- What is Chapter 13 bankruptcy?
- What is a Chapter 13 plan?
- What is confirmation of a Chapter 13 plan?
- Can a bankruptcy 13 plan be modified?
- Who is a Chapter 13 trustee?
- What is a Chapter 13 discharge?
- What debts are not dischargeable in Chapter 13?
- What is a Proof of Claim?
- Is there a deadline for filing a Proof of Claim?
- What is a lien strip? (bankruptcy 13)
A proof of claim is a document filed by a creditor for the right to payment as against the bankruptcy estate. Proofs of claims can be filed by a wide variety of creditors such as general unsecured creditors (credit cards, pay day loans, medical bills, etc), priority creditors (IRS and Franchise Tax Board), and secured creditors (mortgage companies, car lenders, etc.). The proof of claim is filed with the bankruptcy court either in person, by mail or can even be filed on line. Blank claim forms are available on all bankruptcy court websites. The claim form sets forth the approximate amount that the creditor believes is owed, the classification of the claim (secured, priority, or general unsecured) and then the appropriate documentation giving rise to the claim is attached. In Chapter 13, a creditor must file a proof of claim to participate in the process and the court sets a deadline. Once filed, a proof of claim can be amended at any point in time.
Note that once a claim is filed, the debtor has the opportunity to review and object to the claim. Sometimes there are grounds to dispute the amount of the claim or the priority of the claim. Creditors sometimes misclassify a claim as priority when in fact it should be a general unsecured claim.
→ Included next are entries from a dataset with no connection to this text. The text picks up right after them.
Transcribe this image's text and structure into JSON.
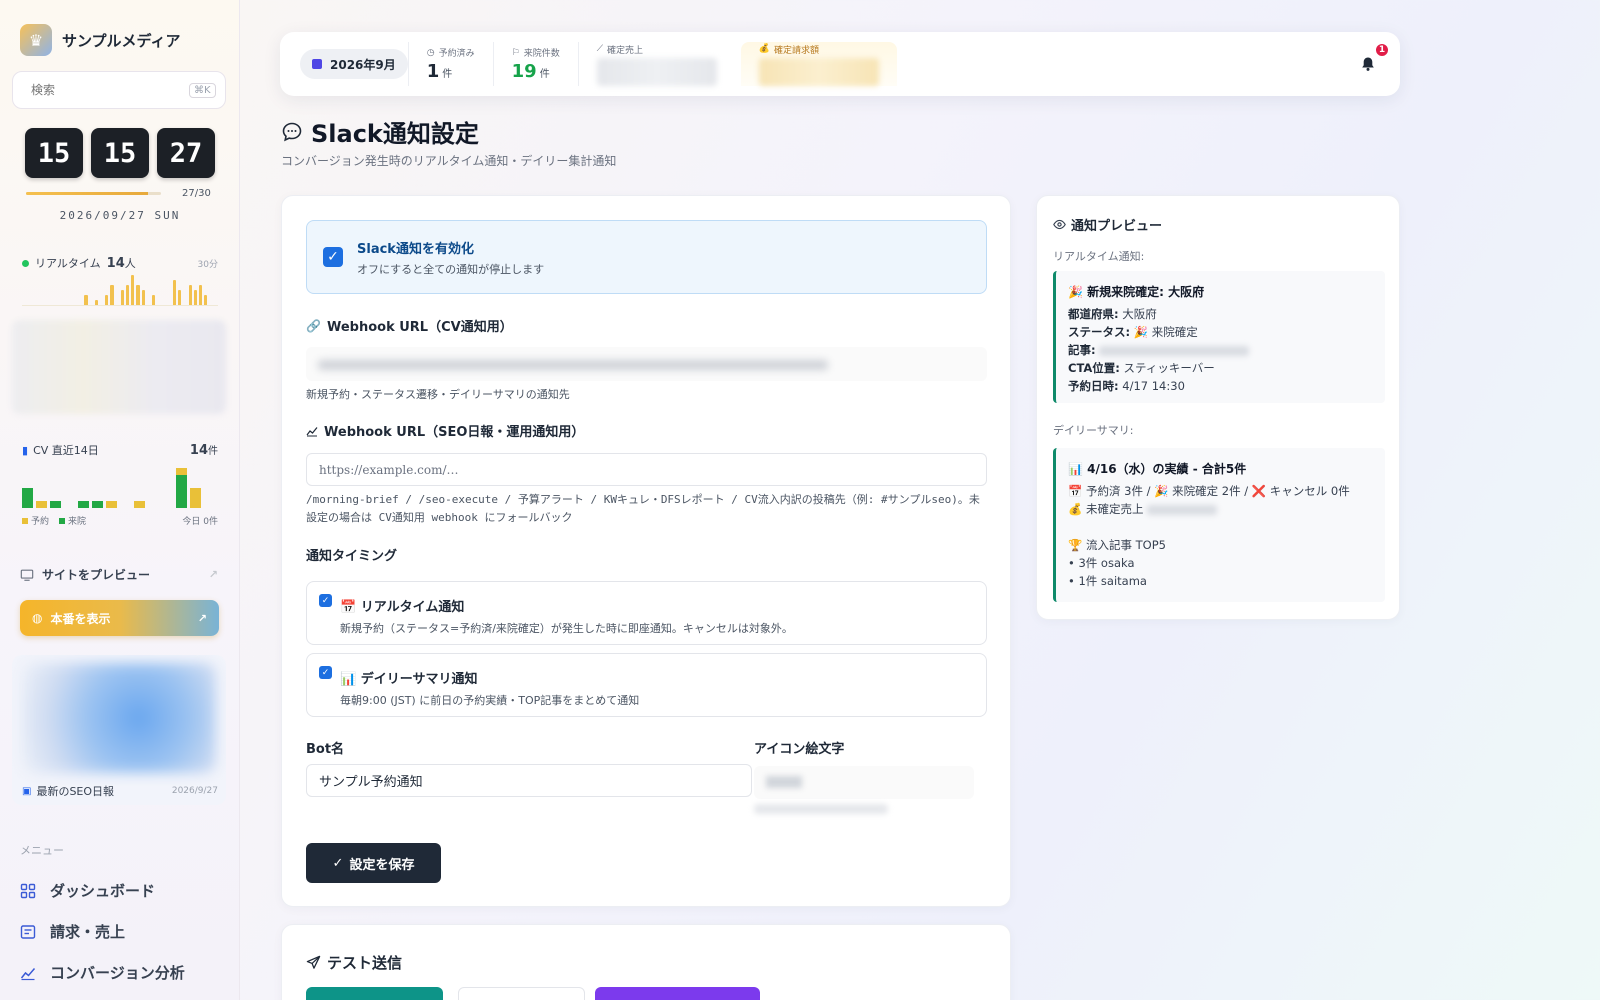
{
  "brand": {
    "name": "サンプルメディア"
  },
  "search": {
    "placeholder": "検索",
    "shortcut": "⌘K"
  },
  "clock": {
    "hours": "15",
    "minutes": "15",
    "seconds": "27",
    "day_progress": "27/30",
    "day_fraction": 0.9,
    "date": "2026/09/27 SUN"
  },
  "realtime": {
    "label": "リアルタイム",
    "count": "14",
    "unit": "人",
    "window": "30分",
    "bars": [
      0,
      0,
      0,
      0,
      0,
      0,
      0,
      0,
      0,
      0,
      0,
      0,
      2,
      0,
      1,
      0,
      2,
      4,
      0,
      3,
      4,
      6,
      4,
      3,
      0,
      2,
      0,
      0,
      0,
      5,
      3,
      0,
      4,
      3,
      4,
      2,
      0,
      0
    ]
  },
  "cv": {
    "label": "CV 直近14日",
    "total": "14",
    "unit": "件",
    "legend_booked": "予約",
    "legend_visited": "来院",
    "today": "今日 0件",
    "days": [
      {
        "b": 0,
        "v": 3
      },
      {
        "b": 1,
        "v": 0
      },
      {
        "b": 0,
        "v": 1
      },
      {
        "b": 0,
        "v": 0
      },
      {
        "b": 0,
        "v": 1
      },
      {
        "b": 0,
        "v": 1
      },
      {
        "b": 1,
        "v": 0
      },
      {
        "b": 0,
        "v": 0
      },
      {
        "b": 1,
        "v": 0
      },
      {
        "b": 0,
        "v": 0
      },
      {
        "b": 0,
        "v": 0
      },
      {
        "b": 1,
        "v": 5
      },
      {
        "b": 3,
        "v": 0
      },
      {
        "b": 0,
        "v": 0
      }
    ]
  },
  "sidebar_links": {
    "preview": "サイトをプレビュー",
    "production": "本番を表示"
  },
  "seo_report": {
    "caption": "最新のSEO日報",
    "date": "2026/9/27"
  },
  "menu": {
    "label": "メニュー",
    "items": [
      {
        "label": "ダッシュボード"
      },
      {
        "label": "請求・売上"
      },
      {
        "label": "コンバージョン分析"
      }
    ]
  },
  "statbar": {
    "month": "2026年9月",
    "booked": {
      "label": "予約済み",
      "value": "1",
      "unit": "件"
    },
    "visits": {
      "label": "来院件数",
      "value": "19",
      "unit": "件"
    },
    "sales": {
      "label": "確定売上"
    },
    "billing": {
      "label": "確定請求額"
    },
    "notifications": "1"
  },
  "page": {
    "title": "Slack通知設定",
    "subtitle": "コンバージョン発生時のリアルタイム通知・デイリー集計通知"
  },
  "settings": {
    "enable_title": "Slack通知を有効化",
    "enable_desc": "オフにすると全ての通知が停止します",
    "webhook_cv_label": "Webhook URL（CV通知用）",
    "webhook_cv_hint": "新規予約・ステータス遷移・デイリーサマリの通知先",
    "webhook_seo_label": "Webhook URL（SEO日報・運用通知用）",
    "webhook_seo_placeholder": "https://example.com/…",
    "webhook_seo_hint": "/morning-brief / /seo-execute / 予算アラート / KWキュレ・DFSレポート / CV流入内訳の投稿先（例: #サンプルseo)。未設定の場合は CV通知用 webhook にフォールバック",
    "timing_label": "通知タイミング",
    "realtime_title": "📅 リアルタイム通知",
    "realtime_desc": "新規予約（ステータス=予約済/来院確定）が発生した時に即座通知。キャンセルは対象外。",
    "daily_title": "📊 デイリーサマリ通知",
    "daily_desc": "毎朝9:00 (JST) に前日の予約実績・TOP記事をまとめて通知",
    "bot_label": "Bot名",
    "bot_value": "サンプル予約通知",
    "emoji_label": "アイコン絵文字",
    "save_label": "設定を保存"
  },
  "test": {
    "title": "テスト送信"
  },
  "preview": {
    "title": "通知プレビュー",
    "realtime_label": "リアルタイム通知:",
    "rt_title": "🎉 新規来院確定: 大阪府",
    "rt_pref_k": "都道府県:",
    "rt_pref_v": "大阪府",
    "rt_status_k": "ステータス:",
    "rt_status_v": "🎉 来院確定",
    "rt_article_k": "記事:",
    "rt_cta_k": "CTA位置:",
    "rt_cta_v": "スティッキーバー",
    "rt_date_k": "予約日時:",
    "rt_date_v": "4/17 14:30",
    "daily_label": "デイリーサマリ:",
    "d_title": "📊 4/16（水）の実績 - 合計5件",
    "d_line1": "📅 予約済 3件 / 🎉 来院確定 2件 / ❌ キャンセル 0件",
    "d_line2": "💰 未確定売上",
    "d_top": "🏆 流入記事 TOP5",
    "d_item1": "• 3件 osaka",
    "d_item2": "• 1件 saitama"
  },
  "colors": {
    "accent": "#1d6fe0",
    "dark": "#1f2937",
    "green": "#16a34a",
    "slack_border": "#0f8a6a"
  }
}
Other times secured creditors may list the amount of arrears on a secured claim and the debtor may want to dispute the amount. To object to a claim a motion must be filed with the court and the creditor will have the opportunity to amend the claim or can oppose the objection and request a hearing. If a hearing is requested, the matter becomes contested and the court will hold status conference and could set the matter for trial. A bankruptcy judge can hold an evidentiary hearing on the matter. Each party can present their evidence and argument on the issues and the judge will make certain findings of fact and conclusions of law.
As a comparison, in Chapter 7, a creditor does not necessarily always file a claim. The bankruptcy trustee makes a determination if there may be a distribution to creditors. Once that determination is made, the court sends out a notice to file claims. From a creditor’s perspective, a creditor should always file a claim in Chapter 13 but not necessarily in Chapter 7.
David Arietta has the experience to review and object to claims. He can advise clients what it entails and whether an objection is warranted or cost effective as part of the Chapter 13 process. Call him at (925) 472-8000 for a review of your situation.